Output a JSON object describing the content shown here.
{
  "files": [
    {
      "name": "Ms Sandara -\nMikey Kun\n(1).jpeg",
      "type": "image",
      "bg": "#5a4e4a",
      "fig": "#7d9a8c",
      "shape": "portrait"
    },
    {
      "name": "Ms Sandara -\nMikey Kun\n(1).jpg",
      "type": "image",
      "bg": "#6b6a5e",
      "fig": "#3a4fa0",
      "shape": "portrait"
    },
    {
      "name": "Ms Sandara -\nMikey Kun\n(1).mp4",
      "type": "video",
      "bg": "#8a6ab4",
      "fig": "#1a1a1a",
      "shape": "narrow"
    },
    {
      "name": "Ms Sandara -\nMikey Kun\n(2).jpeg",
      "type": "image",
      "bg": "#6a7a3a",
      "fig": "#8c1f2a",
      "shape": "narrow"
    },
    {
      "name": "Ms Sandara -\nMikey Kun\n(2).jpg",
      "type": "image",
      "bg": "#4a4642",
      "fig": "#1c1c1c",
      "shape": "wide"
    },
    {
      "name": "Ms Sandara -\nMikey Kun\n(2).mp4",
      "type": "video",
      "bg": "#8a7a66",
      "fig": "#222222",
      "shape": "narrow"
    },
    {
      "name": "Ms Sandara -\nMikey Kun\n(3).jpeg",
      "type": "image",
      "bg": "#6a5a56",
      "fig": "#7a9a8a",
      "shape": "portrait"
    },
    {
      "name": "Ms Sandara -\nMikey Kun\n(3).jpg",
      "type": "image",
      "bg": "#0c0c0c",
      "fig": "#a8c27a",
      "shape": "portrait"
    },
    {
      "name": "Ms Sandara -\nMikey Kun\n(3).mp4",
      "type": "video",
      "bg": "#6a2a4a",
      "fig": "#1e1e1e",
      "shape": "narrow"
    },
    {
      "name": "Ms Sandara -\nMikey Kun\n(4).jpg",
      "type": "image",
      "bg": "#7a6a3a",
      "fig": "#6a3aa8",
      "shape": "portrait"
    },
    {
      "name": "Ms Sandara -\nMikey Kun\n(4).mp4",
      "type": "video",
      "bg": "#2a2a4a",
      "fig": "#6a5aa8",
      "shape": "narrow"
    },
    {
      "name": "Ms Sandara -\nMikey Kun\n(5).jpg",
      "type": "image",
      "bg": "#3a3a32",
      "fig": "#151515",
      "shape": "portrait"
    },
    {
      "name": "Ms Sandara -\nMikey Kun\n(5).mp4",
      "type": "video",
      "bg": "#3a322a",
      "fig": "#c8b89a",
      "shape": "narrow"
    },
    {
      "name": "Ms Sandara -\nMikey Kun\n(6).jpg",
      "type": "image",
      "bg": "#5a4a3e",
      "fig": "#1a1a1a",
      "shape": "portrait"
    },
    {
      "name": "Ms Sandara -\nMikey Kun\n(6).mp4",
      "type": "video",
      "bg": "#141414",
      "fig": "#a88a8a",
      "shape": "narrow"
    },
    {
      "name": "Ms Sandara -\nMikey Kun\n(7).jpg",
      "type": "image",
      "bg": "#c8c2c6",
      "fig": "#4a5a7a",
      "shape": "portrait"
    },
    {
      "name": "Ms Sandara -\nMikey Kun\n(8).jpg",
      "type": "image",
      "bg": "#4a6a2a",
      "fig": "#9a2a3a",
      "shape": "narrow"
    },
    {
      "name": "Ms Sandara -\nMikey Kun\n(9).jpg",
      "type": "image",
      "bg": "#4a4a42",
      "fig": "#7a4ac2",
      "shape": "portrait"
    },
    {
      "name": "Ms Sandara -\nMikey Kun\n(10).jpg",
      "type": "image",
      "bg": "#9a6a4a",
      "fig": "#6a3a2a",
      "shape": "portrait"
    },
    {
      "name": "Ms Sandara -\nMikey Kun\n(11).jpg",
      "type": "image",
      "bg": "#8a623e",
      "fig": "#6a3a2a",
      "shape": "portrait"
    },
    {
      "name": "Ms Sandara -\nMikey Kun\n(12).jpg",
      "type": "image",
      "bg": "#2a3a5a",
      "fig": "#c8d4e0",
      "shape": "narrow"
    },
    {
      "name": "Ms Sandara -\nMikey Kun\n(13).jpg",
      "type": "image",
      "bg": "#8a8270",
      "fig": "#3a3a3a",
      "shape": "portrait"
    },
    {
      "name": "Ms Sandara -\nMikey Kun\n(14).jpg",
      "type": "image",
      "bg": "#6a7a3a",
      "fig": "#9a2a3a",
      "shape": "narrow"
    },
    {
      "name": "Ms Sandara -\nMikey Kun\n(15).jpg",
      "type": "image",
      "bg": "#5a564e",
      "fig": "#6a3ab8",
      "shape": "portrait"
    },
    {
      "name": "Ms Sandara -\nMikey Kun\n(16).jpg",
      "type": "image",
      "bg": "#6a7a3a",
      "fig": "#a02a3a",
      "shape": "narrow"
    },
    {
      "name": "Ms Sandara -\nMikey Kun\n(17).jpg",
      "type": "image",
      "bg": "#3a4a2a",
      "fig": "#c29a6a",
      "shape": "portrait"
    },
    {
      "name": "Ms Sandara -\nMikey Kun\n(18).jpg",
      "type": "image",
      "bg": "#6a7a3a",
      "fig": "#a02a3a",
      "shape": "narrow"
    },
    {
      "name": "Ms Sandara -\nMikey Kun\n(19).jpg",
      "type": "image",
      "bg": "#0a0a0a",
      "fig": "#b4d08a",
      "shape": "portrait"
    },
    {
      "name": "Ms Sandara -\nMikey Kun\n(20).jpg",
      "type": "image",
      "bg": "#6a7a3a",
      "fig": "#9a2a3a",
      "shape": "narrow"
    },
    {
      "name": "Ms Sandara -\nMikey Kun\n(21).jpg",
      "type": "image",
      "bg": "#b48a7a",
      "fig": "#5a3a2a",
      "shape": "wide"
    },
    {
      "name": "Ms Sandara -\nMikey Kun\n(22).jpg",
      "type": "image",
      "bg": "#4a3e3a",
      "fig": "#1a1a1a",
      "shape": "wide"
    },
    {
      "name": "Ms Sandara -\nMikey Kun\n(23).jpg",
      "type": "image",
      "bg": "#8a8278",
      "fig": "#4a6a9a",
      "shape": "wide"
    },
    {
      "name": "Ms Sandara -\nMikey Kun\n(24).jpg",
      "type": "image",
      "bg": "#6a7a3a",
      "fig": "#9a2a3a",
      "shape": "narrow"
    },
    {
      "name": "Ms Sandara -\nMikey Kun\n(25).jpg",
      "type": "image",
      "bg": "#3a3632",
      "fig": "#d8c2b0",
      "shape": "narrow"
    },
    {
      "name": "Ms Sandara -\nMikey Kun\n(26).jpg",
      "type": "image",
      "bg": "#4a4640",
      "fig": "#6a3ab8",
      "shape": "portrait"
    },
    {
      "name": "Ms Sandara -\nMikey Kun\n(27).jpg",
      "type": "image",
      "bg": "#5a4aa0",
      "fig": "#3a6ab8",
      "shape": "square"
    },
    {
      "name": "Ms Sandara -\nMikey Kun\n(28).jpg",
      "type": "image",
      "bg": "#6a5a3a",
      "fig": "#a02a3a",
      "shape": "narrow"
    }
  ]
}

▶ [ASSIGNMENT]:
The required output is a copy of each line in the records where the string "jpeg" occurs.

▶ [YOUR RESPONSE]:
      "name": "Ms Sandara -\nMikey Kun\n(1).jpeg",
      "name": "Ms Sandara -\nMikey Kun\n(2).jpeg",
      "name": "Ms Sandara -\nMikey Kun\n(3).jpeg",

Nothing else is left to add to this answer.